Blissful couple of hours sitting on the pier here in very warm sun in one of the best Summers we've had in many a year. Reading short stories by the hugely enjoyable Patricia Highsmith, alternating with listening to cassete - one of about 100 I've compiled over the years of relatively obscure classical works (today - Max Bruch's First Symphony). I always used to take a handful of these tapes with me when I visited my dear mum, increasingly frequently as she steadily deteriorated until the inevitable happened and she died four years ago. I'd played these tapes over and over again when on the train travelling up and down and also while I was with her so I got to know them pretty well. Today is the first time I've started playing them again since her passing so one can imagine the powerful poignancy. Bitter-sweet indeed.
The apartment below me still vacant though two days ago I saw the landlord arrive and heard him talking below with what sounded like a single female voice, though I didn't actually catch a glimpse of her. I assume that the expected Czech young lady with infant didn't materialise (she had been due to move in some 10 days ago) and that this is a potential replacement. So I'm still in suspense waiting to see the new tenant's reaction to my pussies.

Friday 3 July 2009

Refelections on past Pride events

The first Gay Pride event I ever attended was in London 1976 - and what dour affairs they were then! I'm pretty sure they weren't called 'Pride' - more something like 'Gay Equality March' (this was when the age of consent here was 21 - and then only in a strictly defined 'private'.) I well remember the sombre tone of that particular event (no bands, only chanting) as we were allowed only to follow a route through the back streets of central London, accompanied by police, some visibly smirking and sneering, and being jeered at, even spat upon I once witnessed, by by-standers. How things change! Now they are truly a celebration - colourful and in-your-face. It's something no serious politician can afford to be openly hostile to. The party leaders this year are tripping over each other in order to demonstrate that they are most pro-gay. For the first time tomorrow's event in London will have the Prime Minister's wife among the march leaders - though not yet the P.M. himself - maybe next year? For some time already they've been graced by the presence of the Lord Mayor of London. A few days ago the Conservative leader even publicly apologised for the anti-gay legislation introduced by Margaret Thatcher's government. What is the world coming to? And all this on top of the truly wonderful news from India. (Let's all hope the religious groups there don't get the ruling reversed.)

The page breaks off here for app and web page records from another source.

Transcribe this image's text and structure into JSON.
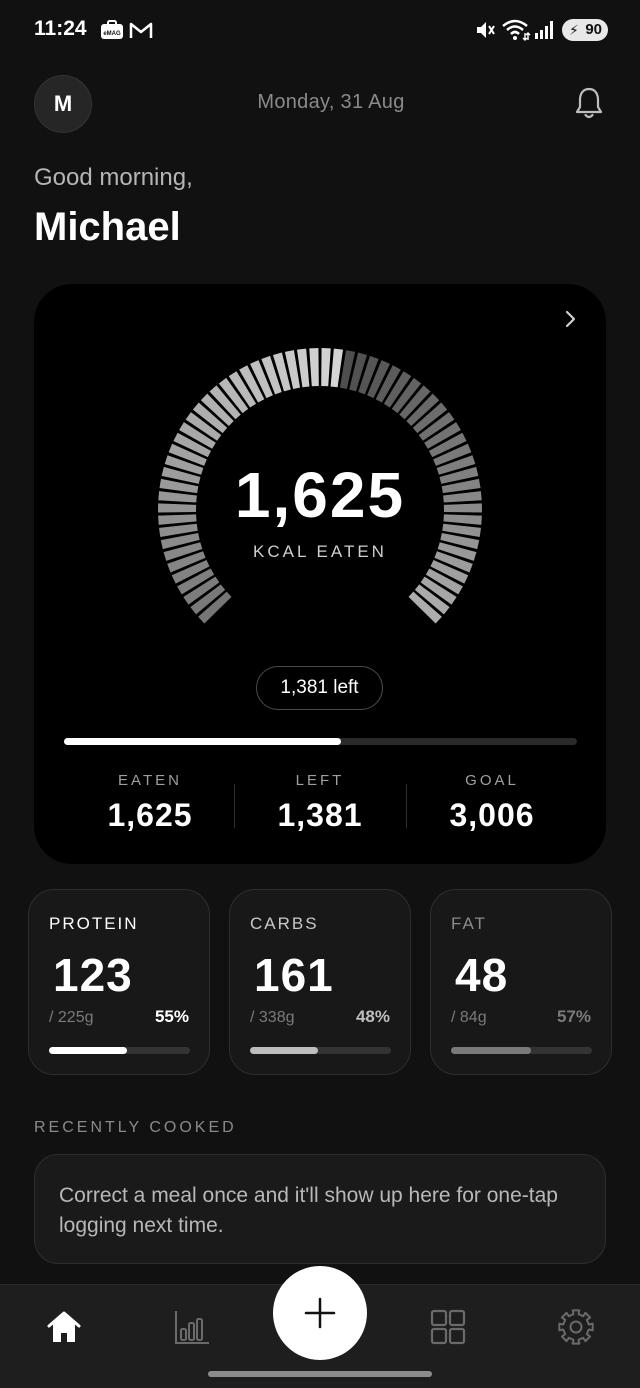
{
  "status_bar": {
    "time": "11:24",
    "notification_icons": [
      "emag-icon",
      "gmail-icon"
    ],
    "system_icons": [
      "mute-icon",
      "wifi-icon",
      "signal-icon"
    ],
    "battery": "90"
  },
  "header": {
    "avatar_initial": "M",
    "date": "Monday, 31 Aug",
    "notification_icon": "bell-icon"
  },
  "greeting": {
    "salutation": "Good morning,",
    "name": "Michael"
  },
  "calorie_card": {
    "eaten_value": "1,625",
    "eaten_caption": "KCAL EATEN",
    "left_pill": "1,381 left",
    "progress_fraction": 0.54,
    "gauge_fraction": 0.54,
    "stats": [
      {
        "label": "EATEN",
        "value": "1,625"
      },
      {
        "label": "LEFT",
        "value": "1,381"
      },
      {
        "label": "GOAL",
        "value": "3,006"
      }
    ]
  },
  "macros": [
    {
      "name": "PROTEIN",
      "value": "123",
      "goal": "/ 225g",
      "percent": "55%",
      "fraction": 0.55,
      "color": "#ffffff",
      "name_color": "#ffffff"
    },
    {
      "name": "CARBS",
      "value": "161",
      "goal": "/ 338g",
      "percent": "48%",
      "fraction": 0.48,
      "color": "#bdbdbd",
      "name_color": "#c8c8c8"
    },
    {
      "name": "FAT",
      "value": "48",
      "goal": "/ 84g",
      "percent": "57%",
      "fraction": 0.57,
      "color": "#7a7a7a",
      "name_color": "#8a8a8a"
    }
  ],
  "recently_cooked": {
    "title": "RECENTLY COOKED",
    "empty_message": "Correct a meal once and it'll show up here for one-tap logging next time."
  },
  "bottom_nav": {
    "items": [
      "home-icon",
      "bar-chart-icon",
      "add-icon",
      "grid-icon",
      "settings-icon"
    ],
    "active": "home-icon"
  },
  "colors": {
    "background": "#111111",
    "card": "#000000",
    "accent": "#ffffff"
  }
}
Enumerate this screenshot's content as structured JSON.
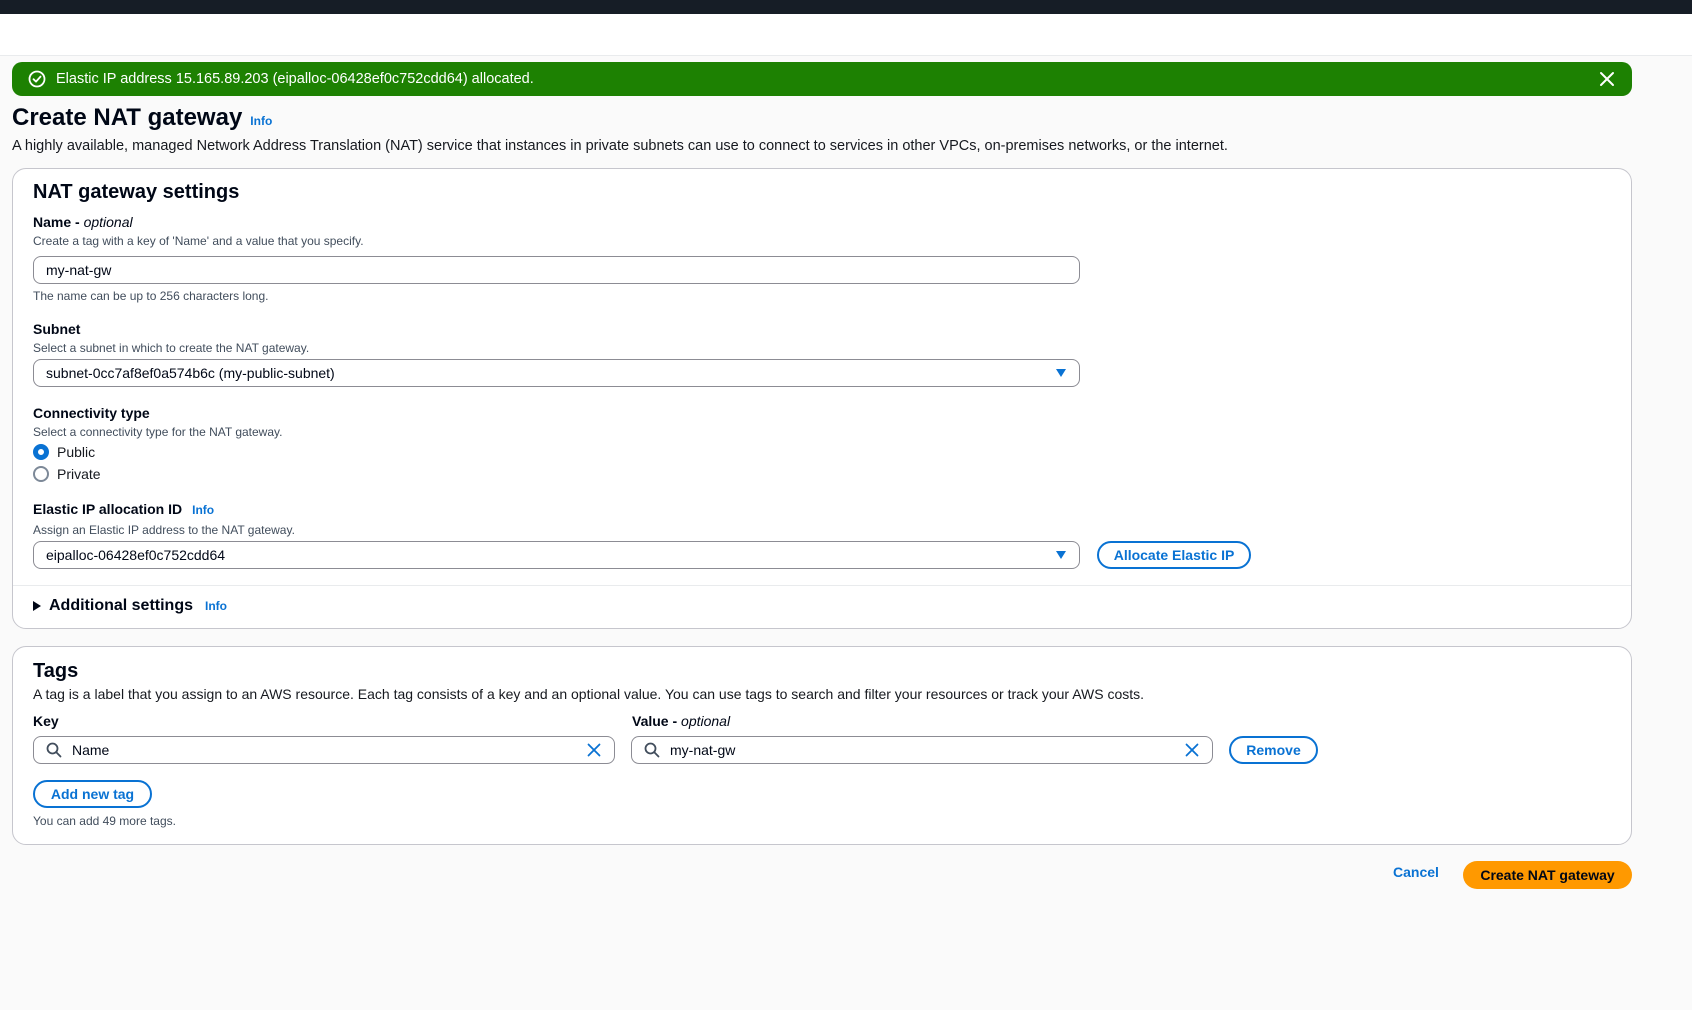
{
  "flash": {
    "message": "Elastic IP address 15.165.89.203 (eipalloc-06428ef0c752cdd64) allocated.",
    "color": "#1d8102"
  },
  "page": {
    "title": "Create NAT gateway",
    "info": "Info",
    "description": "A highly available, managed Network Address Translation (NAT) service that instances in private subnets can use to connect to services in other VPCs, on-premises networks, or the internet."
  },
  "settings": {
    "heading": "NAT gateway settings",
    "name": {
      "label": "Name - ",
      "optional": "optional",
      "description": "Create a tag with a key of 'Name' and a value that you specify.",
      "value": "my-nat-gw",
      "hint": "The name can be up to 256 characters long."
    },
    "subnet": {
      "label": "Subnet",
      "description": "Select a subnet in which to create the NAT gateway.",
      "value": "subnet-0cc7af8ef0a574b6c (my-public-subnet)"
    },
    "connectivity": {
      "label": "Connectivity type",
      "description": "Select a connectivity type for the NAT gateway.",
      "options": [
        "Public",
        "Private"
      ],
      "selected": "Public"
    },
    "eip": {
      "label": "Elastic IP allocation ID",
      "info": "Info",
      "description": "Assign an Elastic IP address to the NAT gateway.",
      "value": "eipalloc-06428ef0c752cdd64",
      "allocate_button": "Allocate Elastic IP"
    },
    "additional": {
      "label": "Additional settings",
      "info": "Info"
    }
  },
  "tags": {
    "heading": "Tags",
    "description": "A tag is a label that you assign to an AWS resource. Each tag consists of a key and an optional value. You can use tags to search and filter your resources or track your AWS costs.",
    "key_label": "Key",
    "value_label": "Value - ",
    "value_optional": "optional",
    "rows": [
      {
        "key": "Name",
        "value": "my-nat-gw"
      }
    ],
    "remove_button": "Remove",
    "add_button": "Add new tag",
    "limit_hint": "You can add 49 more tags."
  },
  "footer": {
    "cancel": "Cancel",
    "create": "Create NAT gateway"
  },
  "colors": {
    "accent": "#0972d3",
    "primary_button": "#ff9900"
  }
}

But although I went to quite a few of the ensuing rallies in London I gradually became aware that it's the not the sort of thing one likes to go to alone. In spite of being among thousands of like-minded men and women I realised it can also what seems like the loneliest place in the world. At least when I used to frequent bars regularlyI could use alcohol as a 'prop' to enable me to start chatting to someone I like. Rarely drinking to excess, I'm glad to say. (I thank heavens that I'm not alcy - though I do realise how easy it is to become so.) But at these events if one is alone it seems to me that no one wants to know you.

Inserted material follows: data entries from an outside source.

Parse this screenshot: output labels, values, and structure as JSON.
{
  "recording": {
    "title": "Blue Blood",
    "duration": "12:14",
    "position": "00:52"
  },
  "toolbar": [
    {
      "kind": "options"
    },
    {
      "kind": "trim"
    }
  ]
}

Next month is Brighton Pride, the largest such event in this country outside London (Brighton, for decades being the gay 'capital' here.) I usually go to that because it's so easy to get there and back in 20-30 minutes. It always raises my spirits in particular to see the Gay Muslim group marching. They are so brave and gutsy. I'll go to this year's but I know I'm almost certainly going to come back feeling lonely, deflated and empty inside - but there's always the chance.......

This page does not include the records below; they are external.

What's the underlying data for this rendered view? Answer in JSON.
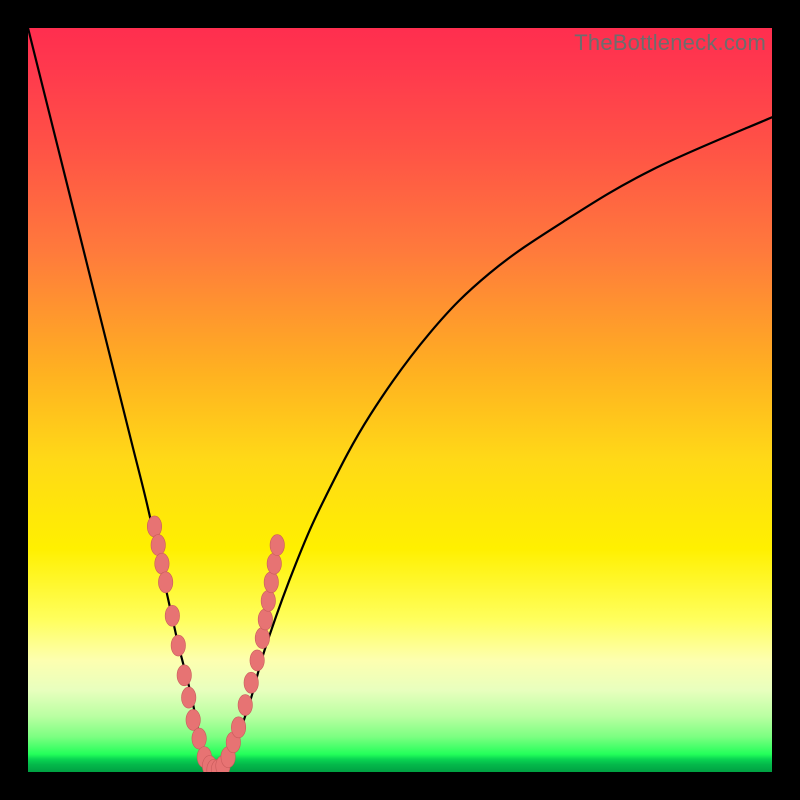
{
  "watermark": "TheBottleneck.com",
  "colors": {
    "background": "#000000",
    "curve_stroke": "#000000",
    "marker_fill": "#e77373",
    "marker_stroke": "#c95b5b"
  },
  "chart_data": {
    "type": "line",
    "title": "",
    "xlabel": "",
    "ylabel": "",
    "xlim": [
      0,
      100
    ],
    "ylim": [
      0,
      100
    ],
    "series": [
      {
        "name": "bottleneck-curve",
        "x": [
          0,
          2,
          4,
          6,
          8,
          10,
          12,
          14,
          16,
          18,
          20,
          21,
          22,
          23,
          24,
          25,
          26,
          27,
          28,
          30,
          32,
          36,
          40,
          46,
          54,
          62,
          72,
          84,
          100
        ],
        "values": [
          100,
          92,
          84,
          76,
          68,
          60,
          52,
          44,
          36,
          27,
          18,
          14,
          10,
          5,
          1,
          0,
          0,
          1,
          4,
          10,
          17,
          28,
          37,
          48,
          59,
          67,
          74,
          81,
          88
        ]
      }
    ],
    "markers": [
      {
        "x": 17.0,
        "y": 33.0
      },
      {
        "x": 17.5,
        "y": 30.5
      },
      {
        "x": 18.0,
        "y": 28.0
      },
      {
        "x": 18.5,
        "y": 25.5
      },
      {
        "x": 19.4,
        "y": 21.0
      },
      {
        "x": 20.2,
        "y": 17.0
      },
      {
        "x": 21.0,
        "y": 13.0
      },
      {
        "x": 21.6,
        "y": 10.0
      },
      {
        "x": 22.2,
        "y": 7.0
      },
      {
        "x": 23.0,
        "y": 4.5
      },
      {
        "x": 23.7,
        "y": 2.0
      },
      {
        "x": 24.4,
        "y": 0.8
      },
      {
        "x": 25.0,
        "y": 0.3
      },
      {
        "x": 25.6,
        "y": 0.3
      },
      {
        "x": 26.2,
        "y": 0.8
      },
      {
        "x": 26.9,
        "y": 2.0
      },
      {
        "x": 27.6,
        "y": 4.0
      },
      {
        "x": 28.3,
        "y": 6.0
      },
      {
        "x": 29.2,
        "y": 9.0
      },
      {
        "x": 30.0,
        "y": 12.0
      },
      {
        "x": 30.8,
        "y": 15.0
      },
      {
        "x": 31.5,
        "y": 18.0
      },
      {
        "x": 31.9,
        "y": 20.5
      },
      {
        "x": 32.3,
        "y": 23.0
      },
      {
        "x": 32.7,
        "y": 25.5
      },
      {
        "x": 33.1,
        "y": 28.0
      },
      {
        "x": 33.5,
        "y": 30.5
      }
    ],
    "background_gradient": {
      "direction": "top-to-bottom",
      "stops": [
        {
          "pos": 0.0,
          "color": "#ff2e4f"
        },
        {
          "pos": 0.3,
          "color": "#ff7a3c"
        },
        {
          "pos": 0.58,
          "color": "#ffd917"
        },
        {
          "pos": 0.8,
          "color": "#ffff5d"
        },
        {
          "pos": 0.95,
          "color": "#7bff81"
        },
        {
          "pos": 1.0,
          "color": "#00a043"
        }
      ]
    }
  }
}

Incidentally, I'm still waiting with considerable trepidation the arrival of the new occupant of the now empty flat under me. As I write this my two pussies are here sleeping beside me. If there's trouble over their presence ......well, I daren't think what I might do.